Sunday, July 11, 2010

Calgary and Alberta Gardening Blogs

This reference page will include some other gardening blogs I have encountered and occasionally revisit. The geographic range will extend to garden locations primarily in Alberta, but may also include some from Saskatchewan (the homeland) since the climate is somewhat similar.

I should mention that Cold Climate Gardening has an excellent gardening blog directory covering much of North America. This directory includes some good blog summaries, organized alphabetically by state or province. I will be much more brief.

Calgary Gardening Blogs

Teresa's Garden Blog

Balcony Gardener

Red Deer Gardening Blogs

Alberta Home Gardening

Edmonton Gardening Blogs

The Far North Garden
Gardening and edible landscaping in cold climates.

Gardening with Latitude
Reviving a forgotten garden at the 53rd Parallel.

Gardening Zone 3b
An exploration of naturalistic gardening. Gardening for the appreciation and encouragement of nature's diversity.

The Home Bug Garden
A rumination on backyard biodiversity.

Kevin Kossowan
From the: Cellar, Wild, Garden, Local Farm

Saskatchewan Gardening Blogs

A Prairie Journal In Saskatchewan

If I have left someone out it is not because I do not enjoy your blog, but rather because time limits me from keeping up with too many. Please do not take offense!

This page will be updated as I encounter new local gardening blogs.

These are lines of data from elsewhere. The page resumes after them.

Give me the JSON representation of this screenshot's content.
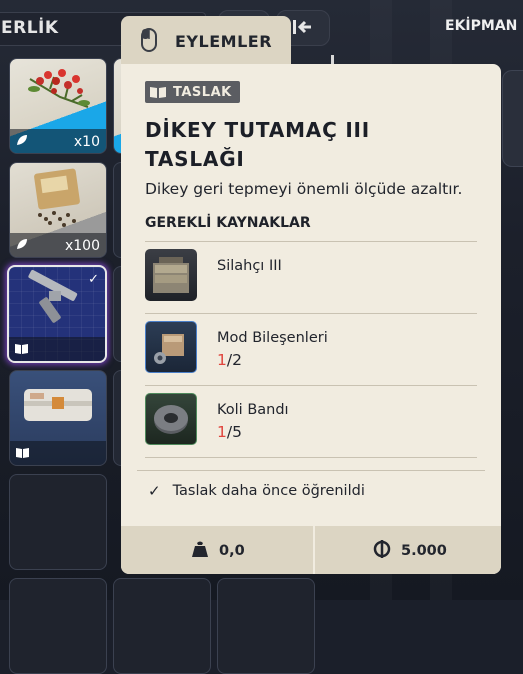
{
  "inventory": {
    "title_partial": "ERLİK",
    "slots": [
      {
        "name": "slot-plant",
        "count": "x10"
      },
      {
        "name": "slot-seeds",
        "count": "x100"
      },
      {
        "name": "slot-blueprint-selected",
        "count": ""
      },
      {
        "name": "slot-blueprint-crate",
        "count": ""
      }
    ]
  },
  "equipment": {
    "title": "EKİPMAN"
  },
  "tooltip": {
    "tab_label": "EYLEMLER",
    "badge": "TASLAK",
    "title": "DİKEY TUTAMAÇ III TASLAĞI",
    "description": "Dikey geri tepmeyi önemli ölçüde azaltır.",
    "requirements_header": "GEREKLİ KAYNAKLAR",
    "requirements": [
      {
        "name": "Silahçı III",
        "have": "",
        "need": ""
      },
      {
        "name": "Mod Bileşenleri",
        "have": "1",
        "need": "/2"
      },
      {
        "name": "Koli Bandı",
        "have": "1",
        "need": "/5"
      }
    ],
    "learned_text": "Taslak daha önce öğrenildi",
    "weight": "0,0",
    "price": "5.000"
  },
  "colors": {
    "card_bg": "#f1ece0",
    "tab_bg": "#dcd5c3",
    "shortage_red": "#e0453d",
    "badge_bg": "#5b5d62"
  }
}
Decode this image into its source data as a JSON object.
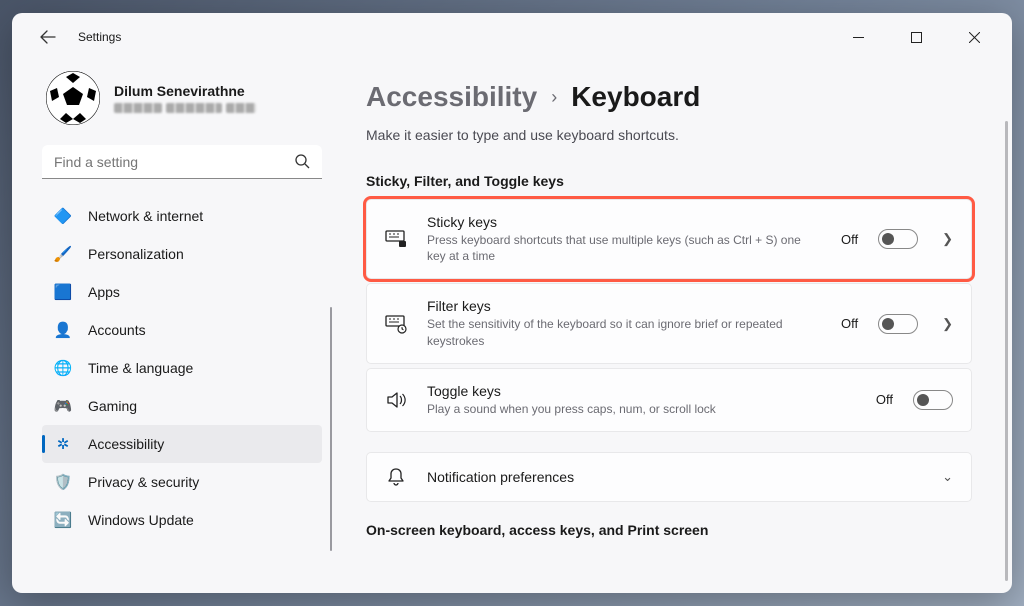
{
  "app_title": "Settings",
  "profile": {
    "name": "Dilum Senevirathne"
  },
  "search": {
    "placeholder": "Find a setting"
  },
  "sidebar": {
    "items": [
      {
        "label": "Network & internet"
      },
      {
        "label": "Personalization"
      },
      {
        "label": "Apps"
      },
      {
        "label": "Accounts"
      },
      {
        "label": "Time & language"
      },
      {
        "label": "Gaming"
      },
      {
        "label": "Accessibility"
      },
      {
        "label": "Privacy & security"
      },
      {
        "label": "Windows Update"
      }
    ]
  },
  "breadcrumb": {
    "parent": "Accessibility",
    "current": "Keyboard"
  },
  "page_desc": "Make it easier to type and use keyboard shortcuts.",
  "section1_title": "Sticky, Filter, and Toggle keys",
  "cards": {
    "sticky": {
      "title": "Sticky keys",
      "desc": "Press keyboard shortcuts that use multiple keys (such as Ctrl + S) one key at a time",
      "state": "Off"
    },
    "filter": {
      "title": "Filter keys",
      "desc": "Set the sensitivity of the keyboard so it can ignore brief or repeated keystrokes",
      "state": "Off"
    },
    "toggle": {
      "title": "Toggle keys",
      "desc": "Play a sound when you press caps, num, or scroll lock",
      "state": "Off"
    },
    "notif": {
      "title": "Notification preferences"
    }
  },
  "section2_title": "On-screen keyboard, access keys, and Print screen"
}
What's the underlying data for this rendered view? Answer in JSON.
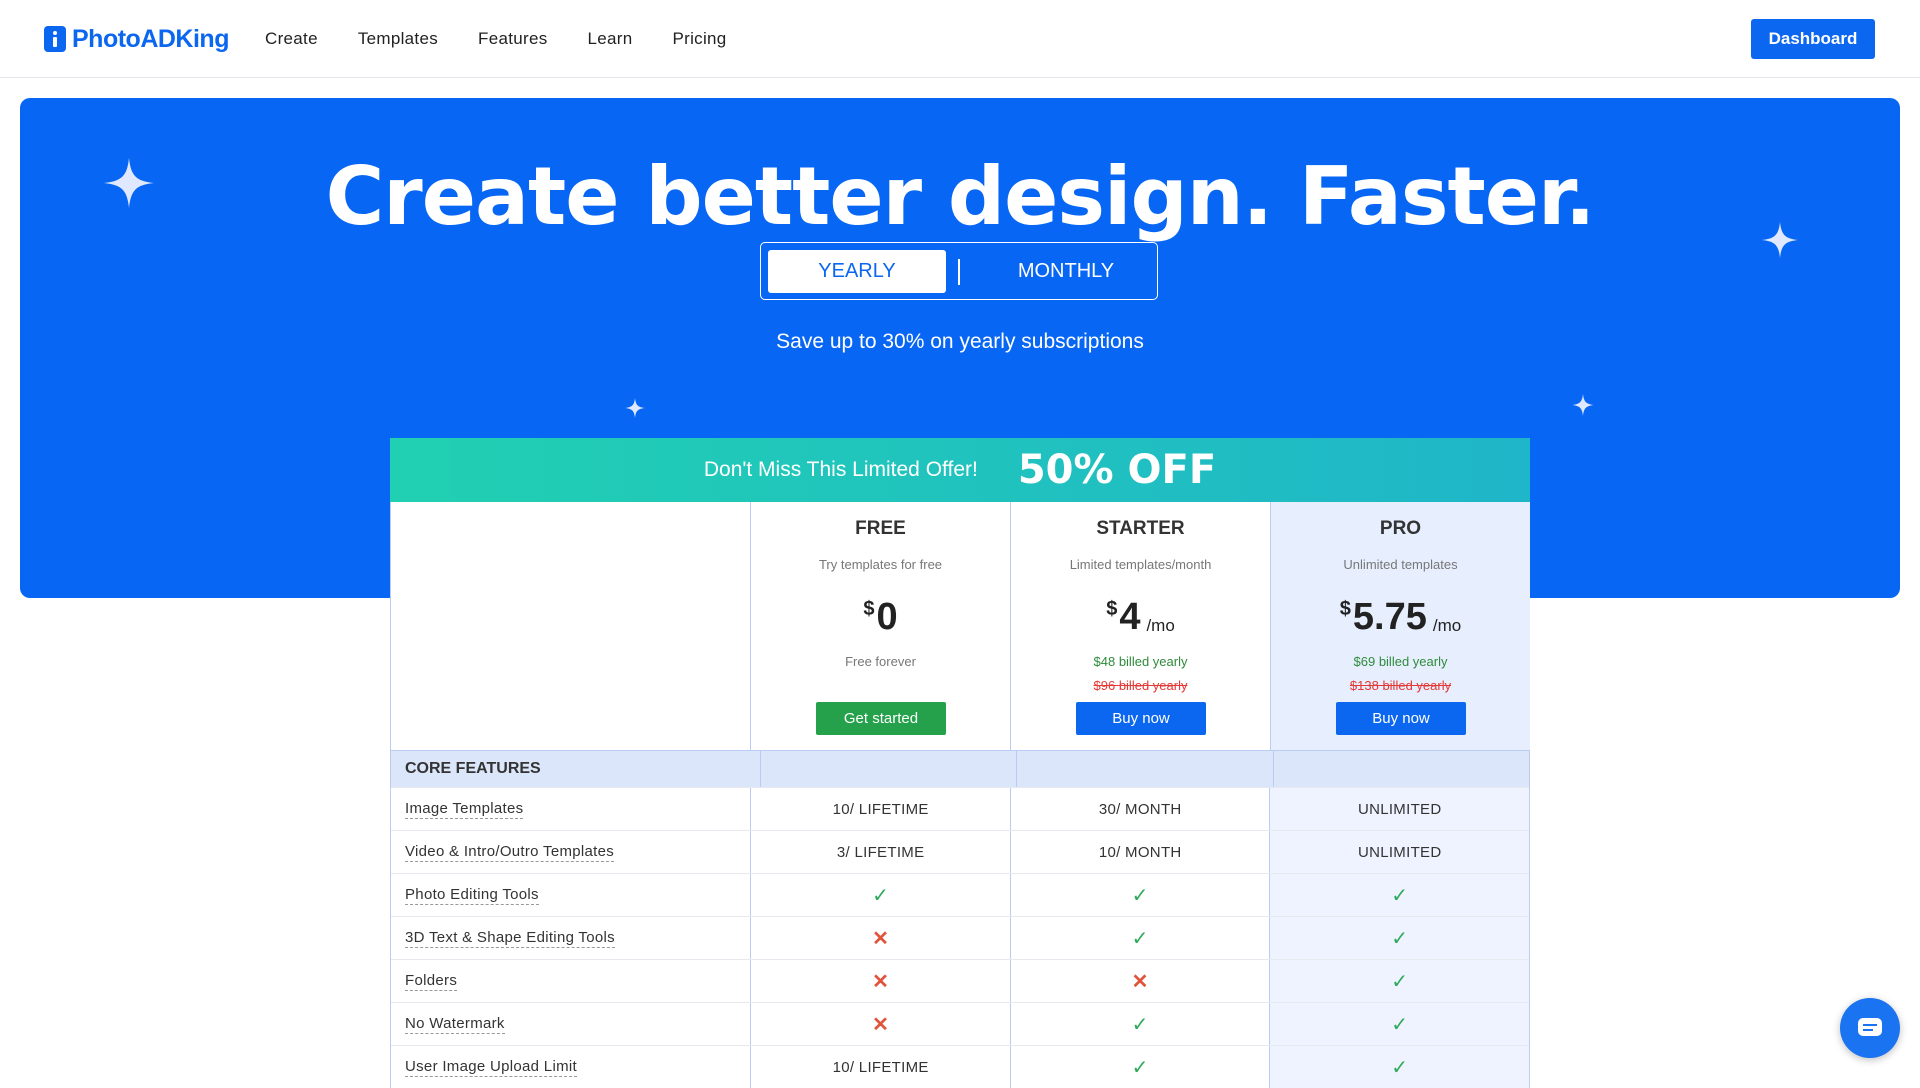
{
  "header": {
    "logo_text": "PhotoADKing",
    "nav": [
      "Create",
      "Templates",
      "Features",
      "Learn",
      "Pricing"
    ],
    "dashboard_label": "Dashboard"
  },
  "hero": {
    "title": "Create better design. Faster.",
    "toggle": {
      "yearly": "YEARLY",
      "monthly": "MONTHLY",
      "selected": "YEARLY"
    },
    "save_text": "Save up to 30% on yearly subscriptions"
  },
  "offer": {
    "text": "Don't Miss This Limited Offer!",
    "discount": "50% OFF"
  },
  "plans": [
    {
      "name": "FREE",
      "desc": "Try templates for free",
      "currency": "$",
      "amount": "0",
      "per": "",
      "billed": "Free forever",
      "old": "",
      "button": "Get started"
    },
    {
      "name": "STARTER",
      "desc": "Limited templates/month",
      "currency": "$",
      "amount": "4",
      "per": "/mo",
      "billed": "$48 billed yearly",
      "old": "$96 billed yearly",
      "button": "Buy now"
    },
    {
      "name": "PRO",
      "desc": "Unlimited templates",
      "currency": "$",
      "amount": "5.75",
      "per": "/mo",
      "billed": "$69 billed yearly",
      "old": "$138 billed yearly",
      "button": "Buy now"
    }
  ],
  "features": {
    "section_title": "CORE FEATURES",
    "rows": [
      {
        "label": "Image Templates",
        "free": "10/ LIFETIME",
        "starter": "30/ MONTH",
        "pro": "UNLIMITED"
      },
      {
        "label": "Video & Intro/Outro Templates",
        "free": "3/ LIFETIME",
        "starter": "10/ MONTH",
        "pro": "UNLIMITED"
      },
      {
        "label": "Photo Editing Tools",
        "free": "✓",
        "starter": "✓",
        "pro": "✓"
      },
      {
        "label": "3D Text & Shape Editing Tools",
        "free": "✕",
        "starter": "✓",
        "pro": "✓"
      },
      {
        "label": "Folders",
        "free": "✕",
        "starter": "✕",
        "pro": "✓"
      },
      {
        "label": "No Watermark",
        "free": "✕",
        "starter": "✓",
        "pro": "✓"
      },
      {
        "label": "User Image Upload Limit",
        "free": "10/ LIFETIME",
        "starter": "✓",
        "pro": "✓"
      }
    ]
  },
  "icons": {
    "chat": "chat-icon",
    "sparkle": "sparkle-icon",
    "logo": "logo-icon"
  },
  "colors": {
    "brand": "#0b66f0",
    "offer_start": "#21d0b2",
    "offer_end": "#1fb6c9",
    "check": "#2eaa5a",
    "cross": "#e2533c"
  }
}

Thursday, July 1, 2010

June Garden Update

Most plants, especially those planted directly in the garden this spring, are a week or two behind due to some cool wet weather from end of May to mid-June. But with some recent hot weather, some are picking up the pace.

Unknown variety of Potatoes (above). This is what they looked like before planted (below).

They were received from friends of family in a small town in Saskatchewan who have been growing them for years. They have no scab and looked healthy, so thought we'd give them a try.

The R158 Amaranth seems to be growing very slow most likely due to poor soil conditions. In hindsight I should have dug out some of the heavy clay and planted the seedlings in a planting soil mix within the clay. I did not spread much compost this year due to short supply (it's amazing how much the volume reduces as it digests!). This section of garden was recently overturned sod that has a high clay content and likely low soil nutrients.

The Temuco Quinoa is also growing slow, most likely due to poor soil conditions.

The amaranth and quinoa seeds are from the last Seedy Saturday exchange table. Interestly, they were left at the table by a local garden blogger, whom I asked last year about where to obtain some amaranth and quinoa seeds! There are some excellent posts on Teresa's blog on how to harvest the amaranth and quinoa seeds I plan to reference.

Approximately from bottom to top of above photo: volunteer Chervil forest, Peas, Beans, volunteer Dill, experimental bird scaring device (some seedlings have been disappearing), Potatoes...

... Dill, volunteer Carrot, Potatoes...

... Brussels Sprouts, volunteer Spinach, Utrecht Blue Wheat, Quinoa (left of wheat)...

Delphinium (left), volunteer Oregano and Strawberries (behind).

Volunteer Chervil thriving where even the dandelions hardly survive.

Volunteer Chervil "forest". Chervil has a pleasant licorice flavour.